Important things to consider:
4.On the day
Delivering your paper can be nerve-wracking! Make sure you’ve seen the agenda and you know where and when you will be speaking. If you have time – get your presentation downloaded before your talk, so it is there on the desktop.
S P E A K S L O W L Y . . .
Look at your audience.
And good luck!
by Layla Hendow, PhD researcher at University of Hull
This is it! I’m starting my PhD at the University of Hull in English Literature
Positive Violence and Recycling Waste in late 20th Century American Literature. This is the provisional title of my PhD thesis, studied at the university of Hull under Jennie Chapman.
I want to speak a little bit about this title, and breaking down these terms.
Firstly, some definitions:
The reasons that these definitions are important is as follows. Waste and recycling have an intrinsic correlation: increased accumulation of waste is the catalyst for increased recycling.
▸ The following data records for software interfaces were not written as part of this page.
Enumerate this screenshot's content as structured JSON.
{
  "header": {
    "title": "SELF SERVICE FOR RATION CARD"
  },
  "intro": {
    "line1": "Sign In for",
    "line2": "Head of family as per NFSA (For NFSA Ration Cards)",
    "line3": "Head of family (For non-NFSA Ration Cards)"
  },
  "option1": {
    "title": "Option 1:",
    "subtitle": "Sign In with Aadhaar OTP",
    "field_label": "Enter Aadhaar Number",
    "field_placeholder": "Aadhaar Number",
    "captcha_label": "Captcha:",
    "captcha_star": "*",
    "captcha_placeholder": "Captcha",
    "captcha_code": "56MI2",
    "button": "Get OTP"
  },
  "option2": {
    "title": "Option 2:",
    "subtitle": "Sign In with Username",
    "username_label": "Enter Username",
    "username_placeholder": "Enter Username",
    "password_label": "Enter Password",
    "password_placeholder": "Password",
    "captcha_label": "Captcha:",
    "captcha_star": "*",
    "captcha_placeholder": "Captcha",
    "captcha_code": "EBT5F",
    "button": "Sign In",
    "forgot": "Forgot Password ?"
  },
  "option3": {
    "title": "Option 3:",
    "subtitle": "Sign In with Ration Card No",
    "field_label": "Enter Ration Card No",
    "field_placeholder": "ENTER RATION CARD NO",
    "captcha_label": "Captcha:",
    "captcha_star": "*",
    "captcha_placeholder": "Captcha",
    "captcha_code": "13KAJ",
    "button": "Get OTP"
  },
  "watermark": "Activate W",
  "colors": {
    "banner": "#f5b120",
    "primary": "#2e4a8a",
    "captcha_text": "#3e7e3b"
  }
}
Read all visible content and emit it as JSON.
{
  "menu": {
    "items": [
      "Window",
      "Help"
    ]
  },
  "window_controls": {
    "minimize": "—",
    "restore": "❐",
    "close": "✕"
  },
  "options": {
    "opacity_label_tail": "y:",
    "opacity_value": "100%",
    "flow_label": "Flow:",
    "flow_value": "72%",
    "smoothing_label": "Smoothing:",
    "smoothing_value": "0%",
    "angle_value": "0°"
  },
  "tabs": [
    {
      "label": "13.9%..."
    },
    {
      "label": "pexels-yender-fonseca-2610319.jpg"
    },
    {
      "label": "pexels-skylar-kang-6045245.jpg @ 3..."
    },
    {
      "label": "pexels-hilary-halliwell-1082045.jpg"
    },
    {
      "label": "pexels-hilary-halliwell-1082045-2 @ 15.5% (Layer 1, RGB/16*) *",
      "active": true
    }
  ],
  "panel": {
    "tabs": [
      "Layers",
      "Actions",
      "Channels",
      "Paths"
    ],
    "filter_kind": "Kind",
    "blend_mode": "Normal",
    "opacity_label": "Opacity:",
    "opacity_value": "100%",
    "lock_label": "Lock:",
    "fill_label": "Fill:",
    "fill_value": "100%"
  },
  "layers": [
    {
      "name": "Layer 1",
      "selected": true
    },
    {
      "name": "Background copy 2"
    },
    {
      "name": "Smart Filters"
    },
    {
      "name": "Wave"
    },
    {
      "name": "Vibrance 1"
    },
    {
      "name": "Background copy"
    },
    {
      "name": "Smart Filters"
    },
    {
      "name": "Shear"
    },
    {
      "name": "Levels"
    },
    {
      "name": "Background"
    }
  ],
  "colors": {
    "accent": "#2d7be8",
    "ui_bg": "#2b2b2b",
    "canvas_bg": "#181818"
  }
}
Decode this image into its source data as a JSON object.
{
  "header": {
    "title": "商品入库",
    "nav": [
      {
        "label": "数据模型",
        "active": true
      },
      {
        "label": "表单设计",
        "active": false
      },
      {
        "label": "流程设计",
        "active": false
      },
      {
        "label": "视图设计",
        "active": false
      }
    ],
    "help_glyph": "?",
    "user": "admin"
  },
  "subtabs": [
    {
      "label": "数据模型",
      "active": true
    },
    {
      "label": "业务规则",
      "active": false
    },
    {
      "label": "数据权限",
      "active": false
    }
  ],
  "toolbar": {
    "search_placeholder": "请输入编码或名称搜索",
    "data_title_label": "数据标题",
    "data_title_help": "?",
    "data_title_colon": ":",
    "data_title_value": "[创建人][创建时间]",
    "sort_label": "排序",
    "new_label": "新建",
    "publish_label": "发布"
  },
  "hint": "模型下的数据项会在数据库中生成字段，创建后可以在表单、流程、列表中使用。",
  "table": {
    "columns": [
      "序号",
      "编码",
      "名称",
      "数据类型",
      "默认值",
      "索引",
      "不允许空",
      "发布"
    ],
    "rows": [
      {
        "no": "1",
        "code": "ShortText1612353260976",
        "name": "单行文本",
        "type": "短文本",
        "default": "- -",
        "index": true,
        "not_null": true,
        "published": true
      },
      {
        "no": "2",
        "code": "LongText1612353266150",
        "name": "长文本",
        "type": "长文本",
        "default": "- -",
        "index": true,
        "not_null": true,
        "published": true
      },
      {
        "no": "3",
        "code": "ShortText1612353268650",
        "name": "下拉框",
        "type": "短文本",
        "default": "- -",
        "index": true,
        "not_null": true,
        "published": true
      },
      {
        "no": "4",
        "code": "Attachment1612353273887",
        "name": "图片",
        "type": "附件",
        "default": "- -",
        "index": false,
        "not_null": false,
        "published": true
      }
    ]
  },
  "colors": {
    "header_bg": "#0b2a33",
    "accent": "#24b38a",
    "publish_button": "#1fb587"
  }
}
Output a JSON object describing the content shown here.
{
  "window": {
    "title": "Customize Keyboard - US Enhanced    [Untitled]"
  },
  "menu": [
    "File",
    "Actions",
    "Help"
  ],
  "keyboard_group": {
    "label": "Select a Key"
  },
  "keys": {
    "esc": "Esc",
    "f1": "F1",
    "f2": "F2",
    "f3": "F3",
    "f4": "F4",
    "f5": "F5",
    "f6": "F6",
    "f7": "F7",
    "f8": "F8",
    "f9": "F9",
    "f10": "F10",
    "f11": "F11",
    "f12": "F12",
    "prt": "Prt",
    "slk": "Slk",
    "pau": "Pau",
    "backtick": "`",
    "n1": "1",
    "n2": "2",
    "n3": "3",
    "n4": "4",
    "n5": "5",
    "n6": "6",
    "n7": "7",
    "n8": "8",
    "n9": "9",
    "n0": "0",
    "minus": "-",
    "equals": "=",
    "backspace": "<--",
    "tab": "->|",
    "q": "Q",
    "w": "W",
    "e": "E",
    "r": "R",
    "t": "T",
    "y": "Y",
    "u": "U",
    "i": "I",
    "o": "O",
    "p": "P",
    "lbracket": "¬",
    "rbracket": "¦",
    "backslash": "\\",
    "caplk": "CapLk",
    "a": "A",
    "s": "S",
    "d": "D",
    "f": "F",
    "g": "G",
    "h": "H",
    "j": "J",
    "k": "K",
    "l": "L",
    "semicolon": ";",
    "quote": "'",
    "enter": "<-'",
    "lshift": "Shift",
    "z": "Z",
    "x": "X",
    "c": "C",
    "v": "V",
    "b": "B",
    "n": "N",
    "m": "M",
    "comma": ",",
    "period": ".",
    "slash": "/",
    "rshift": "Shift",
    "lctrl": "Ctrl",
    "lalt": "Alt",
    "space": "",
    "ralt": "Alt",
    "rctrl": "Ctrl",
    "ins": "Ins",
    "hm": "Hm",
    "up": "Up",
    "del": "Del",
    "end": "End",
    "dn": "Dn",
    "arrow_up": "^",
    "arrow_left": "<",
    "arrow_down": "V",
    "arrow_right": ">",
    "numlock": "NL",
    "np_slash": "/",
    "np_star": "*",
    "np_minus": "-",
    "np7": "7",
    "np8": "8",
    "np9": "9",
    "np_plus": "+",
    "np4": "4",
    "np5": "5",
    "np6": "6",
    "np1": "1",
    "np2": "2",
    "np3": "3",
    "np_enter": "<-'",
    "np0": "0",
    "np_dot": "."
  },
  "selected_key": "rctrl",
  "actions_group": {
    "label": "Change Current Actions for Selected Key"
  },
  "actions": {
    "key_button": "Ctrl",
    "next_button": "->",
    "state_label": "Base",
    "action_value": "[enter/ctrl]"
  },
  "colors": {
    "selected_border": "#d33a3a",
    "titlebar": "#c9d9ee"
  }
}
Put differently, where recycling is a consequence of waste, waste is also a fuel for recycling. It is this dynamic that I argue produces something called “positive violence”.
I propose there is a new relationship occuring between waste and recycling in 20th century literature, due, in part, to the capitalist world that overrules it. This new relationship overturns the traditional hierarchy between material, waste, and recycling. When waste becomes seen as essential rather than useless, it causes the desire for unnatural and untimely production of waste.
I refer to this phenomenon as ‘positive violence’ – deliberating creating waste in the anticipation of recycling. This violence, in my definition, occurs both on the level of material waste and bodily waste.
This is the essence of my PhD thesis. The inspiration came from reading a quote by Tony Tanner in Scenes of Nature, where he identifies that the problem of waste has been long addressed in American literature. He argues that ‘from Scott Fitzgerald to Thomas Pynchon to Don DeLillo, you can hear the doomed sense of America transforming its God-given plenitude to a heap of waste, which can neither be recycled nor disposed of’(9). In my thesis, I will argue that in these late 20th century novels, the bond between plenitude and waste does not follow Tanner’s model. By this time, it is impossible to see the ‘God-given plenitude’ Tanner pines for. And, what’s more, recycling becomes a clear reality; a way to solve the growing waste problem in America. This even extends to bodily waste, with the introduction of the University of Tennessee Medical Center in 1971 – the ‘body farm’ where ‘people lie on their backs or in the sun, or sometimes in the shade, depending on where the researchers put them’ (Roach 61).
In our society, recycling is a necessity and is encouraged as something positive. But could the novels of the twentieth century reveal that some recycling could be somewhat dangerous, leading to a cyclical trap where waste itself becomes the only fuel for new material?
Food for thought.